Materials provided Block Start

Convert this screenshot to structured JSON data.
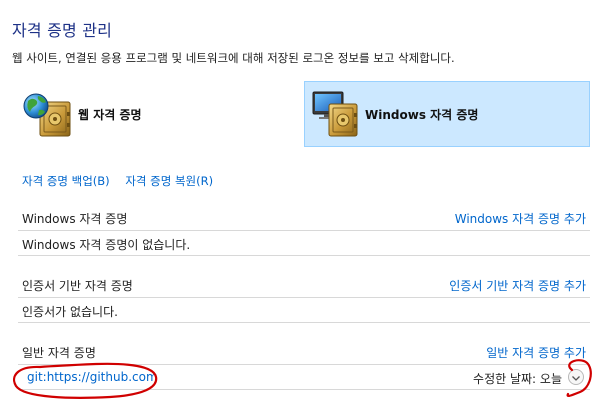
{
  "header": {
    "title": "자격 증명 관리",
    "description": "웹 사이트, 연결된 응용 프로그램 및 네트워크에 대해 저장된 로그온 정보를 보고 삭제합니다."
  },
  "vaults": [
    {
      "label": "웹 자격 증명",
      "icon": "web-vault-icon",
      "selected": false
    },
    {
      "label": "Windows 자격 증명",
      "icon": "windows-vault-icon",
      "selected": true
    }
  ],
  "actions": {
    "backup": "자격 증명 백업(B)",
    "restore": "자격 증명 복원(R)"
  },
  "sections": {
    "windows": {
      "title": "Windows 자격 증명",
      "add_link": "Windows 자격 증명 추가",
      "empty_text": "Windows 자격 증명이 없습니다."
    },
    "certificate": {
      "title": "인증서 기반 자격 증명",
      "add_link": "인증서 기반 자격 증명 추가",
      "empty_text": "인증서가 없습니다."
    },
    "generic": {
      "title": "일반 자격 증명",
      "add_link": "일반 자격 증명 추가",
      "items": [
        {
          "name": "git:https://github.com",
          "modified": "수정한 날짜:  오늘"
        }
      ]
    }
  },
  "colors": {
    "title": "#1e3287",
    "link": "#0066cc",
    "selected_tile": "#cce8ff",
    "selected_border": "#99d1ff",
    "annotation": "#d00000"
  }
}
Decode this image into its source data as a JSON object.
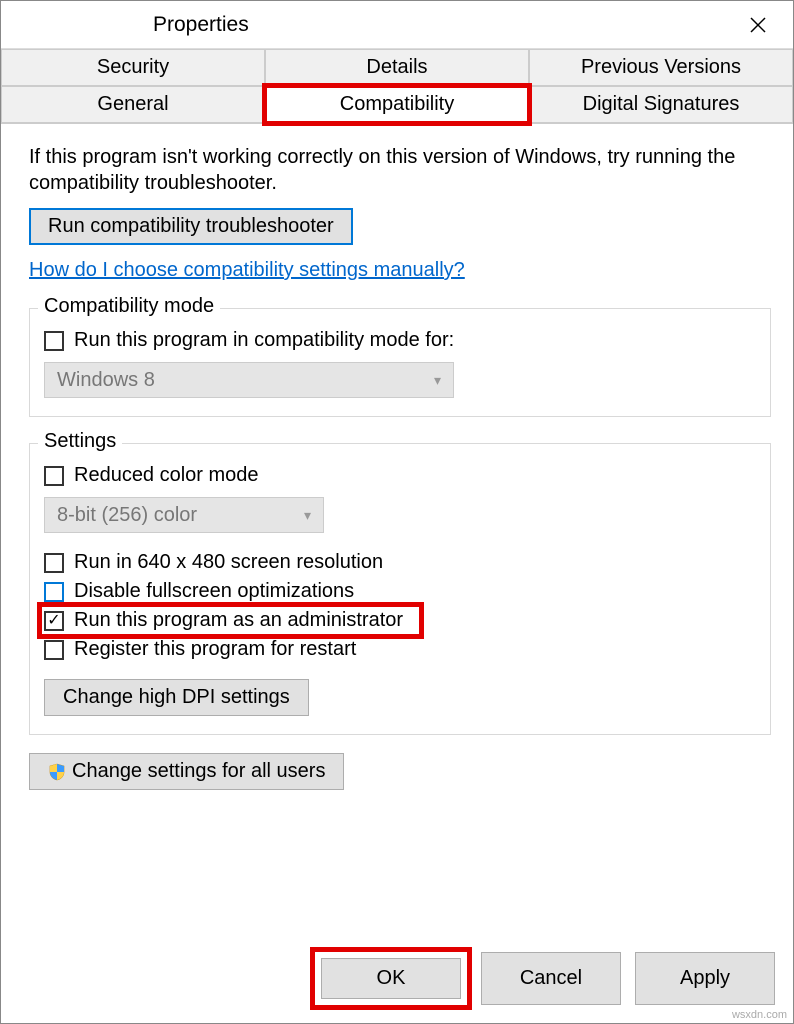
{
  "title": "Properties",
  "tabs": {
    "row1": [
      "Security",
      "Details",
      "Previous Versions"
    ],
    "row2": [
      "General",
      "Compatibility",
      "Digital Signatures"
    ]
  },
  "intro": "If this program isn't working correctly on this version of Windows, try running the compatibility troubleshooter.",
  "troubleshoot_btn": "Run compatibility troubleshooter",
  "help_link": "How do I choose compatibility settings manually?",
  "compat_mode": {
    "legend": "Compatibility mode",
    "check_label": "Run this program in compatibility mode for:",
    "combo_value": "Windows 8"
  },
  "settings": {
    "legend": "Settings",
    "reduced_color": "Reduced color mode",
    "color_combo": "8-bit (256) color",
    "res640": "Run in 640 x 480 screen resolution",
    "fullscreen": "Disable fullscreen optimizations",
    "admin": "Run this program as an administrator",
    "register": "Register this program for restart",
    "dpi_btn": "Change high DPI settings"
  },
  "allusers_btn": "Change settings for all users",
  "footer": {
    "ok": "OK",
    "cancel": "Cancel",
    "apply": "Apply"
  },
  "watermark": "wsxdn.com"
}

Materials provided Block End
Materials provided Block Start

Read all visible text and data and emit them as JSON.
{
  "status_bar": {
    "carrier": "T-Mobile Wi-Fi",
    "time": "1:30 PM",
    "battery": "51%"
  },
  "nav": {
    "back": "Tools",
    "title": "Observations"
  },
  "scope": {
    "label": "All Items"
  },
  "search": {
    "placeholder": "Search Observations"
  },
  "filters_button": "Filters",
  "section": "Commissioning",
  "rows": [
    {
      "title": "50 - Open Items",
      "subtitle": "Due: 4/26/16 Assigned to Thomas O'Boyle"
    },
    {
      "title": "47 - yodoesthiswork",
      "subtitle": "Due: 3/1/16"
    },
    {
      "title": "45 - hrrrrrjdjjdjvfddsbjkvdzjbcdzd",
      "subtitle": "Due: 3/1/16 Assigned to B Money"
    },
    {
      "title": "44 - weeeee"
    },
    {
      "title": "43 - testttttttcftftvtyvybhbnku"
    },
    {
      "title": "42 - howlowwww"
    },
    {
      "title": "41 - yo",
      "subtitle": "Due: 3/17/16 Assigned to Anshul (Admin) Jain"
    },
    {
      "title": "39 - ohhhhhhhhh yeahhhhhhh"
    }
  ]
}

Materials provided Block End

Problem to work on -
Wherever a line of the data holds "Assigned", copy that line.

Exercise answer -
      "subtitle": "Due: 4/26/16 Assigned to Thomas O'Boyle"
      "subtitle": "Due: 3/1/16 Assigned to B Money"
      "subtitle": "Due: 3/17/16 Assigned to Anshul (Admin) Jain"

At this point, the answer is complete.